Friday, January 6, 2017
Two-Sided Market Definition and Competitive Effects for Credit Cards After United States v. American Express
J. Gregory Sidak, Criterion & Robert D. Willig, Princeton analyze Two-Sided Market Definition and Competitive Effects for Credit Cards After United States v. American Express.
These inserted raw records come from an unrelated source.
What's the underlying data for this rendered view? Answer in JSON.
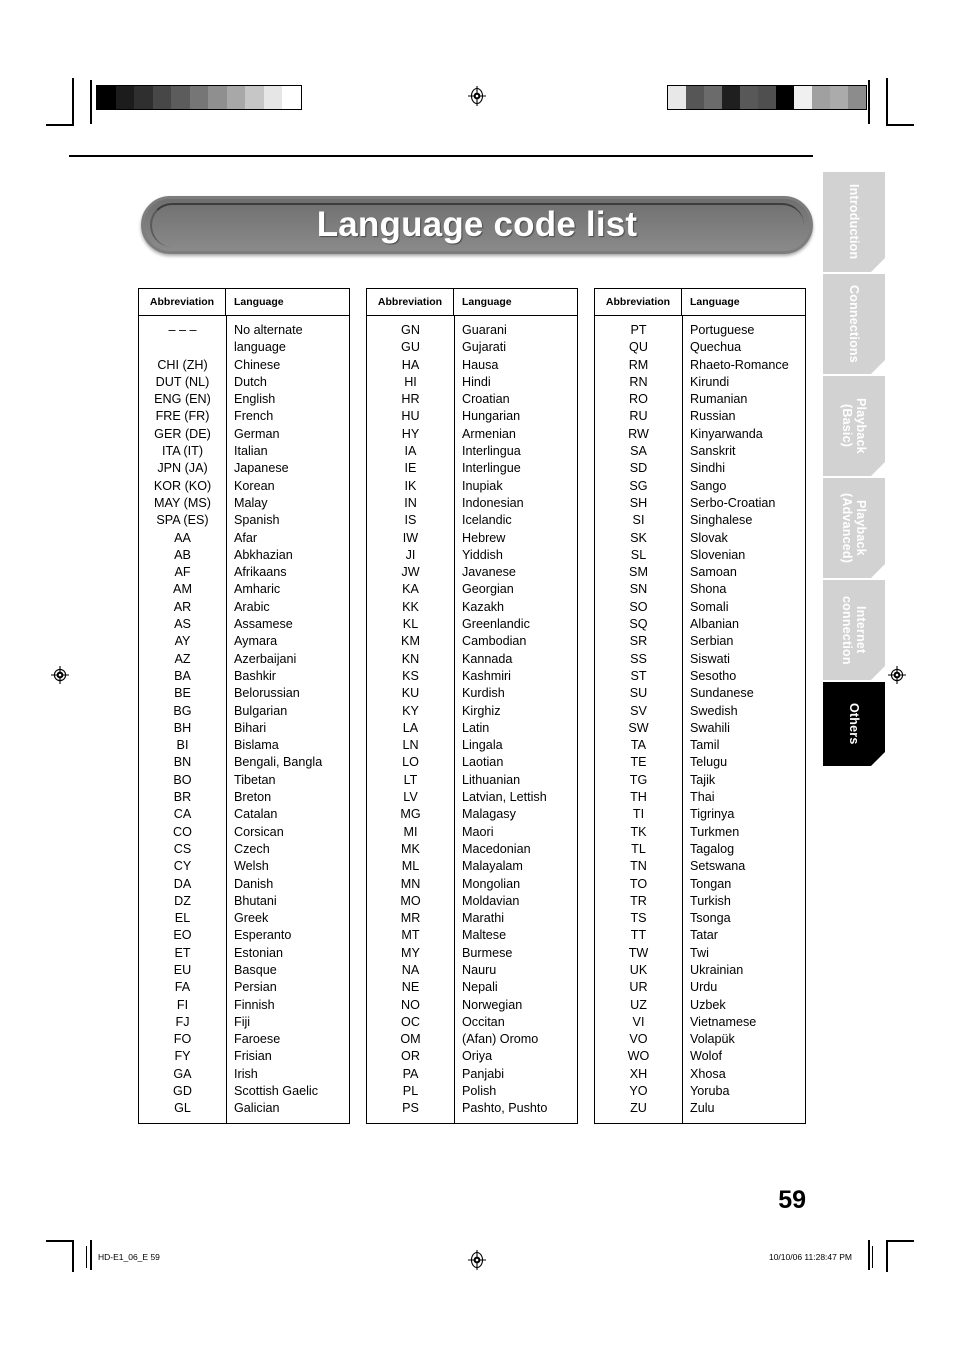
{
  "title": "Language code list",
  "page_number": "59",
  "footer": {
    "left": "HD-E1_06_E  59",
    "right": "10/10/06   11:28:47 PM"
  },
  "side_tabs": [
    {
      "label": "Introduction",
      "active": false
    },
    {
      "label": "Connections",
      "active": false
    },
    {
      "label": "Playback\n(Basic)",
      "active": false
    },
    {
      "label": "Playback\n(Advanced)",
      "active": false
    },
    {
      "label": "Internet\nconnection",
      "active": false
    },
    {
      "label": "Others",
      "active": true
    }
  ],
  "table_headers": {
    "abbreviation": "Abbreviation",
    "language": "Language"
  },
  "gray_bars": {
    "left": [
      "#000000",
      "#1c1c1c",
      "#2f2f2f",
      "#474747",
      "#5c5c5c",
      "#767676",
      "#8f8f8f",
      "#a8a8a8",
      "#c6c6c6",
      "#e6e6e6",
      "#ffffff"
    ],
    "right": [
      "#e8e8e8",
      "#565656",
      "#6b6b6b",
      "#1f1f1f",
      "#585858",
      "#4f4f4f",
      "#000000",
      "#f0f0f0",
      "#a0a0a0",
      "#ababab",
      "#8c8c8c"
    ]
  },
  "columns": [
    {
      "rows": [
        {
          "abbr": "– – –",
          "lang": "No alternate",
          "lang2": "language"
        },
        {
          "abbr": "CHI (ZH)",
          "lang": "Chinese"
        },
        {
          "abbr": "DUT (NL)",
          "lang": "Dutch"
        },
        {
          "abbr": "ENG (EN)",
          "lang": "English"
        },
        {
          "abbr": "FRE (FR)",
          "lang": "French"
        },
        {
          "abbr": "GER (DE)",
          "lang": "German"
        },
        {
          "abbr": "ITA (IT)",
          "lang": "Italian"
        },
        {
          "abbr": "JPN (JA)",
          "lang": "Japanese"
        },
        {
          "abbr": "KOR (KO)",
          "lang": "Korean"
        },
        {
          "abbr": "MAY (MS)",
          "lang": "Malay"
        },
        {
          "abbr": "SPA (ES)",
          "lang": "Spanish"
        },
        {
          "abbr": "AA",
          "lang": "Afar"
        },
        {
          "abbr": "AB",
          "lang": "Abkhazian"
        },
        {
          "abbr": "AF",
          "lang": "Afrikaans"
        },
        {
          "abbr": "AM",
          "lang": "Amharic"
        },
        {
          "abbr": "AR",
          "lang": "Arabic"
        },
        {
          "abbr": "AS",
          "lang": "Assamese"
        },
        {
          "abbr": "AY",
          "lang": "Aymara"
        },
        {
          "abbr": "AZ",
          "lang": "Azerbaijani"
        },
        {
          "abbr": "BA",
          "lang": "Bashkir"
        },
        {
          "abbr": "BE",
          "lang": "Belorussian"
        },
        {
          "abbr": "BG",
          "lang": "Bulgarian"
        },
        {
          "abbr": "BH",
          "lang": "Bihari"
        },
        {
          "abbr": "BI",
          "lang": "Bislama"
        },
        {
          "abbr": "BN",
          "lang": "Bengali, Bangla"
        },
        {
          "abbr": "BO",
          "lang": "Tibetan"
        },
        {
          "abbr": "BR",
          "lang": "Breton"
        },
        {
          "abbr": "CA",
          "lang": "Catalan"
        },
        {
          "abbr": "CO",
          "lang": "Corsican"
        },
        {
          "abbr": "CS",
          "lang": "Czech"
        },
        {
          "abbr": "CY",
          "lang": "Welsh"
        },
        {
          "abbr": "DA",
          "lang": "Danish"
        },
        {
          "abbr": "DZ",
          "lang": "Bhutani"
        },
        {
          "abbr": "EL",
          "lang": "Greek"
        },
        {
          "abbr": "EO",
          "lang": "Esperanto"
        },
        {
          "abbr": "ET",
          "lang": "Estonian"
        },
        {
          "abbr": "EU",
          "lang": "Basque"
        },
        {
          "abbr": "FA",
          "lang": "Persian"
        },
        {
          "abbr": "FI",
          "lang": "Finnish"
        },
        {
          "abbr": "FJ",
          "lang": "Fiji"
        },
        {
          "abbr": "FO",
          "lang": "Faroese"
        },
        {
          "abbr": "FY",
          "lang": "Frisian"
        },
        {
          "abbr": "GA",
          "lang": "Irish"
        },
        {
          "abbr": "GD",
          "lang": "Scottish Gaelic"
        },
        {
          "abbr": "GL",
          "lang": "Galician"
        }
      ]
    },
    {
      "rows": [
        {
          "abbr": "GN",
          "lang": "Guarani"
        },
        {
          "abbr": "GU",
          "lang": "Gujarati"
        },
        {
          "abbr": "HA",
          "lang": "Hausa"
        },
        {
          "abbr": "HI",
          "lang": "Hindi"
        },
        {
          "abbr": "HR",
          "lang": "Croatian"
        },
        {
          "abbr": "HU",
          "lang": "Hungarian"
        },
        {
          "abbr": "HY",
          "lang": "Armenian"
        },
        {
          "abbr": "IA",
          "lang": "Interlingua"
        },
        {
          "abbr": "IE",
          "lang": "Interlingue"
        },
        {
          "abbr": "IK",
          "lang": "Inupiak"
        },
        {
          "abbr": "IN",
          "lang": "Indonesian"
        },
        {
          "abbr": "IS",
          "lang": "Icelandic"
        },
        {
          "abbr": "IW",
          "lang": "Hebrew"
        },
        {
          "abbr": "JI",
          "lang": "Yiddish"
        },
        {
          "abbr": "JW",
          "lang": "Javanese"
        },
        {
          "abbr": "KA",
          "lang": "Georgian"
        },
        {
          "abbr": "KK",
          "lang": "Kazakh"
        },
        {
          "abbr": "KL",
          "lang": "Greenlandic"
        },
        {
          "abbr": "KM",
          "lang": "Cambodian"
        },
        {
          "abbr": "KN",
          "lang": "Kannada"
        },
        {
          "abbr": "KS",
          "lang": "Kashmiri"
        },
        {
          "abbr": "KU",
          "lang": "Kurdish"
        },
        {
          "abbr": "KY",
          "lang": "Kirghiz"
        },
        {
          "abbr": "LA",
          "lang": "Latin"
        },
        {
          "abbr": "LN",
          "lang": "Lingala"
        },
        {
          "abbr": "LO",
          "lang": "Laotian"
        },
        {
          "abbr": "LT",
          "lang": "Lithuanian"
        },
        {
          "abbr": "LV",
          "lang": "Latvian, Lettish"
        },
        {
          "abbr": "MG",
          "lang": "Malagasy"
        },
        {
          "abbr": "MI",
          "lang": "Maori"
        },
        {
          "abbr": "MK",
          "lang": "Macedonian"
        },
        {
          "abbr": "ML",
          "lang": "Malayalam"
        },
        {
          "abbr": "MN",
          "lang": "Mongolian"
        },
        {
          "abbr": "MO",
          "lang": "Moldavian"
        },
        {
          "abbr": "MR",
          "lang": "Marathi"
        },
        {
          "abbr": "MT",
          "lang": "Maltese"
        },
        {
          "abbr": "MY",
          "lang": "Burmese"
        },
        {
          "abbr": "NA",
          "lang": "Nauru"
        },
        {
          "abbr": "NE",
          "lang": "Nepali"
        },
        {
          "abbr": "NO",
          "lang": "Norwegian"
        },
        {
          "abbr": "OC",
          "lang": "Occitan"
        },
        {
          "abbr": "OM",
          "lang": "(Afan) Oromo"
        },
        {
          "abbr": "OR",
          "lang": "Oriya"
        },
        {
          "abbr": "PA",
          "lang": "Panjabi"
        },
        {
          "abbr": "PL",
          "lang": "Polish"
        },
        {
          "abbr": "PS",
          "lang": "Pashto, Pushto"
        }
      ]
    },
    {
      "rows": [
        {
          "abbr": "PT",
          "lang": "Portuguese"
        },
        {
          "abbr": "QU",
          "lang": "Quechua"
        },
        {
          "abbr": "RM",
          "lang": "Rhaeto-Romance"
        },
        {
          "abbr": "RN",
          "lang": "Kirundi"
        },
        {
          "abbr": "RO",
          "lang": "Rumanian"
        },
        {
          "abbr": "RU",
          "lang": "Russian"
        },
        {
          "abbr": "RW",
          "lang": "Kinyarwanda"
        },
        {
          "abbr": "SA",
          "lang": "Sanskrit"
        },
        {
          "abbr": "SD",
          "lang": "Sindhi"
        },
        {
          "abbr": "SG",
          "lang": "Sango"
        },
        {
          "abbr": "SH",
          "lang": "Serbo-Croatian"
        },
        {
          "abbr": "SI",
          "lang": "Singhalese"
        },
        {
          "abbr": "SK",
          "lang": "Slovak"
        },
        {
          "abbr": "SL",
          "lang": "Slovenian"
        },
        {
          "abbr": "SM",
          "lang": "Samoan"
        },
        {
          "abbr": "SN",
          "lang": "Shona"
        },
        {
          "abbr": "SO",
          "lang": "Somali"
        },
        {
          "abbr": "SQ",
          "lang": "Albanian"
        },
        {
          "abbr": "SR",
          "lang": "Serbian"
        },
        {
          "abbr": "SS",
          "lang": "Siswati"
        },
        {
          "abbr": "ST",
          "lang": "Sesotho"
        },
        {
          "abbr": "SU",
          "lang": "Sundanese"
        },
        {
          "abbr": "SV",
          "lang": "Swedish"
        },
        {
          "abbr": "SW",
          "lang": "Swahili"
        },
        {
          "abbr": "TA",
          "lang": "Tamil"
        },
        {
          "abbr": "TE",
          "lang": "Telugu"
        },
        {
          "abbr": "TG",
          "lang": "Tajik"
        },
        {
          "abbr": "TH",
          "lang": "Thai"
        },
        {
          "abbr": "TI",
          "lang": "Tigrinya"
        },
        {
          "abbr": "TK",
          "lang": "Turkmen"
        },
        {
          "abbr": "TL",
          "lang": "Tagalog"
        },
        {
          "abbr": "TN",
          "lang": "Setswana"
        },
        {
          "abbr": "TO",
          "lang": "Tongan"
        },
        {
          "abbr": "TR",
          "lang": "Turkish"
        },
        {
          "abbr": "TS",
          "lang": "Tsonga"
        },
        {
          "abbr": "TT",
          "lang": "Tatar"
        },
        {
          "abbr": "TW",
          "lang": "Twi"
        },
        {
          "abbr": "UK",
          "lang": "Ukrainian"
        },
        {
          "abbr": "UR",
          "lang": "Urdu"
        },
        {
          "abbr": "UZ",
          "lang": "Uzbek"
        },
        {
          "abbr": "VI",
          "lang": "Vietnamese"
        },
        {
          "abbr": "VO",
          "lang": "Volapük"
        },
        {
          "abbr": "WO",
          "lang": "Wolof"
        },
        {
          "abbr": "XH",
          "lang": "Xhosa"
        },
        {
          "abbr": "YO",
          "lang": "Yoruba"
        },
        {
          "abbr": "ZU",
          "lang": "Zulu"
        }
      ]
    }
  ]
}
ABSTRACT: In September 2016, the U.S. Court of Appeals for the Second Circuit issued a decision that recognized and applied important economic principles concerning the antitrust analysis of single-firm conduct in two-sided markets. The Second Circuit reversed a February 2015 decision of the U.S. District Court for the Eastern District of New York that found Amex’s “non-discriminatory provisions” (NDPs), which prohibited merchants from steering customers toward using other credit cards that charge lower merchant fees, unreasonably restrained trade and violated section 1 of the Sherman Act. Specifically, the district court found that the government had shown by a preponderance of the evidence that Amex’s use of NDPs created an environment in which credit-card networks had little incentive to lower merchant fees, which allegedly restricted interbrand competition among those networks. The Second Circuit, however, found that the district court’s analysis focused erroneously on only the merchant side of the market. Consequently, the Second Circuit reversed the district court’s conclusions that Amex possessed significant market power and that its NDPs had an actual adverse effect on competition as a whole. In a two-sided market, network externalities exist between the two sides. The value that a consumer on one side of the market derives from her consumption of the good or service increases as the number of consumers on the other side of the market increases. Hence, the proper definition of a two-sided market must focus on how a hypothetical monopolist’s small but significant and nontransitory increase in price (SSNIP) on one side of the market would affect demand on both sides of the market. Similarly, a two-sided market analysis is necessary to examine the effects that the challenged conduct has on market competition. Examining only one side of the market would necessarily distort the outcome of that analysis and could condemn legitimate business conduct that enhances, rather than decreases, consumer welfare.